History re-writer Michelle Haas – that’s not a made-up title: she’s written about how slavery was an accepted practice around the world at the time of the nation’s founding (which is a lie), and she started a publishing company to promote her alternate “true” history of Texas–complained to board member David Gravelle. Haas had repeatedly pestered Gravelle with her personal corrections over months on what she claimed were unflattering depictions of slavery in Texas, which she described as “a socially acceptable and economically worthwhile practice worldwide at the time our thirteen colonies arose.” (“Economically worthwhile” not applicable to the peoples enslaved, of course.)
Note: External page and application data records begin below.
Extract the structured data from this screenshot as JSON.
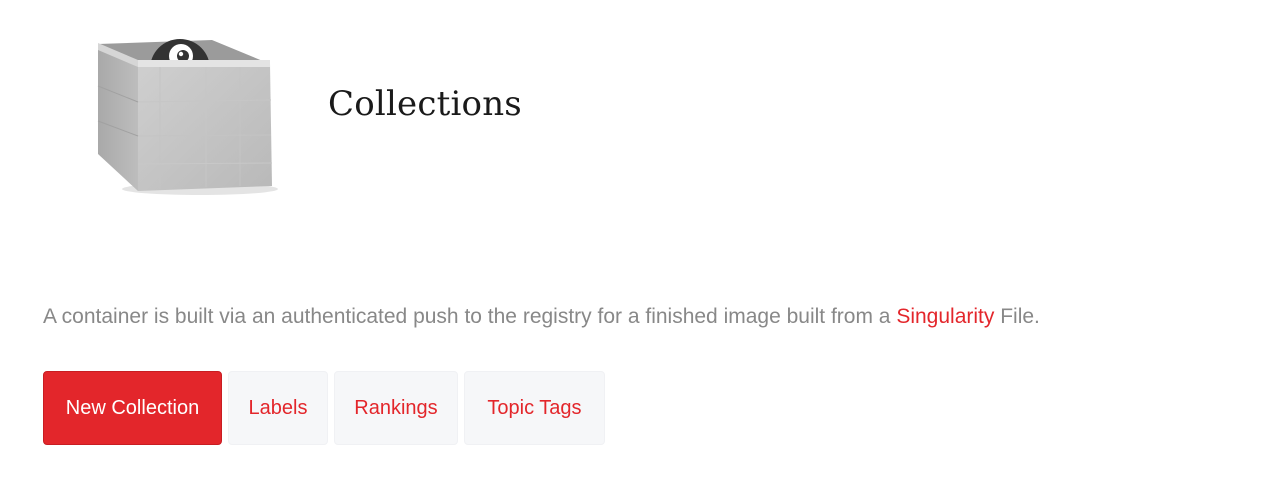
{
  "header": {
    "title": "Collections",
    "logo_icon": "container-box-icon"
  },
  "description": {
    "text_before": "A container is built via an authenticated push to the registry for a finished image built from a ",
    "link_text": "Singularity",
    "text_after": " File."
  },
  "actions": {
    "new_collection": "New Collection",
    "labels": "Labels",
    "rankings": "Rankings",
    "topic_tags": "Topic Tags"
  },
  "colors": {
    "accent": "#e3262b",
    "muted_text": "#888888",
    "secondary_button_bg": "#f6f7f9"
  }
}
Haas objected to the gift shop at Varner-Hogg plantation outside Houston selling titles in the gift shop including Alex Haley’s Pulitzer Prize-winning Roots: The Saga of an American Family, Ibram X. Kendi’s National Book Award-winning non-fiction study of race in the United States Stamped From the Beginning and the National Book Award–winning novel Invisible Man by Ralph Ellison. She also objected to two dozen other titles, including the autobiography of a slave girl from Texas and a collection of narratives from Texas slaves. … because even an “amateur historian” knows you don’t rely on contemporaneous accounts of daily life from former slaves to, y’know, research the daily lives of slaves.
How anti-historical is Haas? Remember the movie “12 Years a Slave” that was a depiction of the life of Solomon Northrup based on his autobiography? Haas wrote a book called 200 Years a Fraud, in which she attempted to debunk the man’s memoir. Northrup’s depiction of slavery, she claimed, was too harsh and unfair.
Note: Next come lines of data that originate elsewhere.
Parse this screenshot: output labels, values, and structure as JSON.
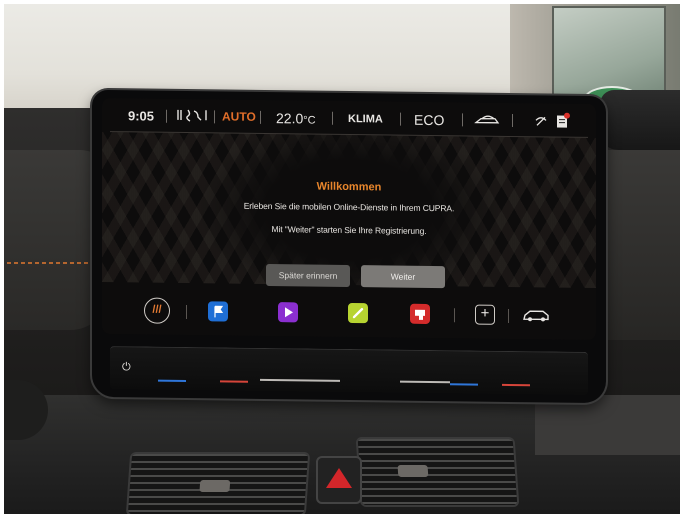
{
  "status_bar": {
    "time": "9:05",
    "auto_label": "AUTO",
    "temperature": "22.0",
    "temperature_unit": "°C",
    "klima_label": "KLIMA",
    "eco_label": "ECO"
  },
  "welcome": {
    "title": "Willkommen",
    "line1": "Erleben Sie die mobilen Online-Dienste in Ihrem CUPRA.",
    "line2": "Mit \"Weiter\" starten Sie Ihre Registrierung."
  },
  "buttons": {
    "later_label": "Später erinnern",
    "next_label": "Weiter"
  },
  "dock": {
    "icons": [
      {
        "name": "menu-icon",
        "color": "#e57b33"
      },
      {
        "name": "navigation-flag-icon",
        "color": "#1f6fd6"
      },
      {
        "name": "media-play-icon",
        "color": "#8b2fd0"
      },
      {
        "name": "phone-icon",
        "color": "#b7d431"
      },
      {
        "name": "app-connect-icon",
        "color": "#d42b2b"
      },
      {
        "name": "add-icon",
        "color": "#e8e6e3"
      },
      {
        "name": "car-icon",
        "color": "#e8e6e3"
      }
    ]
  },
  "colors": {
    "accent_orange": "#e8862c",
    "screen_background": "#0d0c0c"
  }
}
Gravelle may have gotten tired of Haas’s harassment, but in an email to other board members and senior staff at the Commission, he expressed an urgent need to act before the Republican-controlled state directorate demanded the history books be removed from the historical site, characterizing the presence of books that describe the slaves’ living conditions and ensuing social strife as “problems” that need to be solved: “I believe we need to take immediate steps to learn the extent of this problem and articulate a remedy, including the source of how this material was approved,” Gravelle wrote in the February email. “There is a good chance it will end up in the open forum of the Lege,” he wrote, adding that he was concerned about “the inevitable press that would be generated due [to] the emotional nature of this national argument if we do not address it quickly. And I mean quickly.”
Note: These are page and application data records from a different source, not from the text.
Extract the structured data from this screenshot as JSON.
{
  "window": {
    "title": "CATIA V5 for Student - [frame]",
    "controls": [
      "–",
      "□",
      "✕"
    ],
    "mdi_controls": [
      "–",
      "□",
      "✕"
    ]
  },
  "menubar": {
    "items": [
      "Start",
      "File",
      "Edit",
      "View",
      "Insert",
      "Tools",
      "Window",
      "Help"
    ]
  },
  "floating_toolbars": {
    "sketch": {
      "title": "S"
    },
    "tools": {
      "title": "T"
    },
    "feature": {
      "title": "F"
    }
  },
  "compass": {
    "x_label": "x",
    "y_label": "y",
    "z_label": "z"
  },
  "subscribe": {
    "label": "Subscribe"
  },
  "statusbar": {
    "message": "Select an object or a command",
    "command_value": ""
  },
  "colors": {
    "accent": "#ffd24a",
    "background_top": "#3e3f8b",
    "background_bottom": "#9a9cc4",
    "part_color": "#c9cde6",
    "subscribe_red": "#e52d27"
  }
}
About half of the books available at two former plantation sites were removed, including all the books Haas listed. Combined, the two shops now include around 40 titles, including a birdwatching guide and a southern cookbook. Haas took credit: “Hey…. remember those politically charged books being sold to the public at state-run history sites?” Haas wrote in an email to the supporters of an alt-history group the Texas History Trust. “Those are gone now. We worked hard to make that happen.”